Since the burned Basecoin Veil is public (or for Veil, more precisely “on-chain”), the number C is publicly visible.
Only our wallet knows the random number, V, used along with S, in the calculation of C.
Only our wallet knows the serial number, S, which is the unique identifier of our particular 10 Zerocoin Veil token, among all the tokens.
Now comes the interesting part: How do we later spend those 10 Zerocoin Veil anonymously? To do that requires that the spend can’t be linked back to the mint. Let’s look at how that’s done.
When I’m ready to spend my 10 Zerocoin Veil, my wallet calculates two zero-knowledge proofs, the first of which can be used independently, and the second which can only be used in tandem with the first.
In the first ZK proof, I mathematically prove that the coin I want to spend (the 10 Zerocoin Veil) exists in the 10 Zerocoin Veil accumulator, without revealing which coin that is. Mathematically, I have to prove that the value “C” I wrote to the blockchain during my mint exists in the accumulator, without revealing the particular value of “C” I’m proving—since that would point directly back to me!

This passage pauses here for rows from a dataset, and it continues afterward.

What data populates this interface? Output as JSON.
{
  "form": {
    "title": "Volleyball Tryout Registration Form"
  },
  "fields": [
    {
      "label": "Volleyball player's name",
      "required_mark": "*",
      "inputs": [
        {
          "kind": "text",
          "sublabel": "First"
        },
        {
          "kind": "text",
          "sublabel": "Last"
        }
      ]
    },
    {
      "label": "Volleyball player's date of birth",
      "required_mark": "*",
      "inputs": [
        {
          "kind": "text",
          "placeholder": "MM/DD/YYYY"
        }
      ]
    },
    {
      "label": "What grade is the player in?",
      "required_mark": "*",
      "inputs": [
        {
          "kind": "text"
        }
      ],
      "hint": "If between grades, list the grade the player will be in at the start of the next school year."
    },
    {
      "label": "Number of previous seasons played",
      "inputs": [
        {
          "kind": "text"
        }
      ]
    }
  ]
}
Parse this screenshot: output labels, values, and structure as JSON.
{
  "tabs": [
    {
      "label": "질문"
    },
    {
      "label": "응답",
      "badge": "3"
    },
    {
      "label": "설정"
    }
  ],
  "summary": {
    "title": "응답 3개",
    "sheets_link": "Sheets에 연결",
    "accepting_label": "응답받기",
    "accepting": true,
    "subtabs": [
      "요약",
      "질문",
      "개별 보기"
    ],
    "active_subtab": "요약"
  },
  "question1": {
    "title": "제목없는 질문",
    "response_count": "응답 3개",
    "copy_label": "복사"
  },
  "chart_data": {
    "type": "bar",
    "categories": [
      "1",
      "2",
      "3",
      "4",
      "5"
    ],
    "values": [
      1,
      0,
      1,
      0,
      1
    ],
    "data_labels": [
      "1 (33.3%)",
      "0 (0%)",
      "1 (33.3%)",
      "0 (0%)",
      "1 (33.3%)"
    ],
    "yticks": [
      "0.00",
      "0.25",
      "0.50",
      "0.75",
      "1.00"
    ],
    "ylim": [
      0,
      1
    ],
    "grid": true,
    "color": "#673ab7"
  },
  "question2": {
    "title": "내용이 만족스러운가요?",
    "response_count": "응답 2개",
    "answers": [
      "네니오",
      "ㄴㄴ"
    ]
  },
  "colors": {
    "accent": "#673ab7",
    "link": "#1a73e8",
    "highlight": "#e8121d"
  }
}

To do this, I compute the Pedersen Commitment function using C and another random value, R, that I choose and is only known to me, to produce the output Y.
Y = comm(C,R)
(The inclusion of a random number R is critical, because if I just computed comm(C) to produce Y, then by computing comm(C) on all the recorded C’s in the blockchain, you could easily figure out which C I’m proving!)
When I provide the value Y to the network, the network can validate my proof using Y and the current accumulator number to confirm that, yes, I do control a particular coin in the accumulator, but without knowing which one, i.e. the network doesn’t know which “C” I used in the computation of Y.
Then, I publicly reveal the unique serial number, S, corresponding to my particular 10 Zerocoin Veil, and provide a second ZK proof demonstrating that I know some random value V, that, in turn, proves I control the still-unrevealed “C” used in the first proof.
That’s a mouthful, but is why the second proof is only meaningful in tandem with the first.
So in summary:
Proof 1 proves that the coin I’m going to demonstrate control of in Proof 2, corresponding to the minting recorded with C on the blockchain, exists in the accumulator but without revealing which C that is.
Proof 2 allows me to reveal the unique serial number, S, corresponding to my particular coin, without revealing which burn and mint transaction, C, it corresponds to.
Or said another way:
Zero-knowledge proofs have allowed me to prove that I control a specific token among all the 10 Zerocoin Veil tokens, without any connection to the specific blockchain transaction that created that coin.
At this point, my spend transaction will be recorded on the blockchain:
The transaction will publicly record my unique serial value, S, so that that coin can’t be double spent in the future.
10 fresh Basecoin Veil will be put into circulation and delivered to the destination address of my transaction, and my 10 Zerocoin Veil can not be re-spent due to the public recording of its unique serial number, S.
And so, through the use of zero-knowledge proofs, I have spent my 10 Zerocoin Veil anonymously!
In this article, we’ve described the Zerocoin protocol—one of the beautiful technologies underlying the strong anonymity you’ll find in the Veil currency3.
Thanks to Veil developer Random.zebra for helping me wrap my head around the concepts like zero-knowledge proofs described in this document, and to Veil team members for editing feedback. ↩